Even though epidemiological research has helped increase the understanding of acute kidney injury, it was difficult to define the molecular mechanisms that match clinical phenomenology. Researchers analyzed biomarkers associated with renal stress as well as markers of glomerular function to determine if this strategy could aid in predicting AKI or other relevant endpoints. Patients included in the prospective multinational Sapphire trial had their urine tested for [TIMP-2]·[IGFBP7], serum creatinine, plasma cystatin C, and plasma proenkephalin 119–1592. The primary goal was the development of KDIGO stages 2–3 within 12 hours, while the secondary endpoint was the occurrence of significant adverse renal events within 30 days (MAKE30). About 100 individuals (14%) attained the primary goal. Renal stress markers fared better than glomerular function markers. Combining [TIMP-2]•[IGFBP7] with serum creatinine, but not with the other functional indicators, enhanced the area under the ROC curve (AUC) considerably (P=0.02) from 0.80 (0.76–0.84) to 0.85 (0.81–0.89). All markers of glomerular filtration, but not [TIMP-2]·[IGFBP7], were significantly higher in patients with a history of CKD who did not develop AKI (P<0.05). The addition of the cell-cycle arrest biomarkers TIMP-2 and IGFBP7 to blood creatinine, but not cystatin C or PENK, enhanced risk classification for the development of stage 2 or 3 AKI in comparison to [TIMP-2]·[IGFBP7] alone.

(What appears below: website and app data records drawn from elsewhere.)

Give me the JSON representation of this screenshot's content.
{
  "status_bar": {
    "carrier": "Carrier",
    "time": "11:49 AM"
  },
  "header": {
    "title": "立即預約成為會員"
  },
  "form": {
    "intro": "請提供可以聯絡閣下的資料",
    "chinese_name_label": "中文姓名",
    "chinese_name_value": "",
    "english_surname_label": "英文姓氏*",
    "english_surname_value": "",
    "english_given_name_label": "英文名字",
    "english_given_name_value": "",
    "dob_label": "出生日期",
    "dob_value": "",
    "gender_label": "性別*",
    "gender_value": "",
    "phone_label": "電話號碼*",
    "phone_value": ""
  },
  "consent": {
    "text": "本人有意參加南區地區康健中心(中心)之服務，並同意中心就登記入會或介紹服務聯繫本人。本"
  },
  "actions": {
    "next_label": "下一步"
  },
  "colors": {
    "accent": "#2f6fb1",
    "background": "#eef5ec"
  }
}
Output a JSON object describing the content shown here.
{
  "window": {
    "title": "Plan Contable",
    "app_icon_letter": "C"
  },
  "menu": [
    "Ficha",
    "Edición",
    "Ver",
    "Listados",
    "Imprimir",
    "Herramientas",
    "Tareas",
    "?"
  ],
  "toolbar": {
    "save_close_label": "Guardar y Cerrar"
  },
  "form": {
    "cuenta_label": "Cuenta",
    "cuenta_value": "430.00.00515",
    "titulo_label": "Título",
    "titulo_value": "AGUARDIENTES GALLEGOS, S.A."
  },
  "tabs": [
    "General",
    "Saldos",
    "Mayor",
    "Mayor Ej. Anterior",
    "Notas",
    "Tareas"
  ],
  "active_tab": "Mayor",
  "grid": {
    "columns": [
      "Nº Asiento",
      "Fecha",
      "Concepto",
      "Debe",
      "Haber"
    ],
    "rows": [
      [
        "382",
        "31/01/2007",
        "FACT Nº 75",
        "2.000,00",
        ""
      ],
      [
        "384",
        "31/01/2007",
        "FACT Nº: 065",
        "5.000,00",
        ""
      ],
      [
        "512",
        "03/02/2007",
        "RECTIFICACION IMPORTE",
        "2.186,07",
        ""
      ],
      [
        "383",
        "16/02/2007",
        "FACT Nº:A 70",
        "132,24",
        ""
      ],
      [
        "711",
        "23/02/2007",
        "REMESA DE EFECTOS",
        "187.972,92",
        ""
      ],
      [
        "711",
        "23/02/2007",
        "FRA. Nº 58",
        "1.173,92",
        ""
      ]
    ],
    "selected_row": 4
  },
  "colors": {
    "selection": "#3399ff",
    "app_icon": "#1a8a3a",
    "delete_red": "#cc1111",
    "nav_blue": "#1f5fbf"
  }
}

Source – sciencedirect.com/science/article/abs/pii/S0883944122000958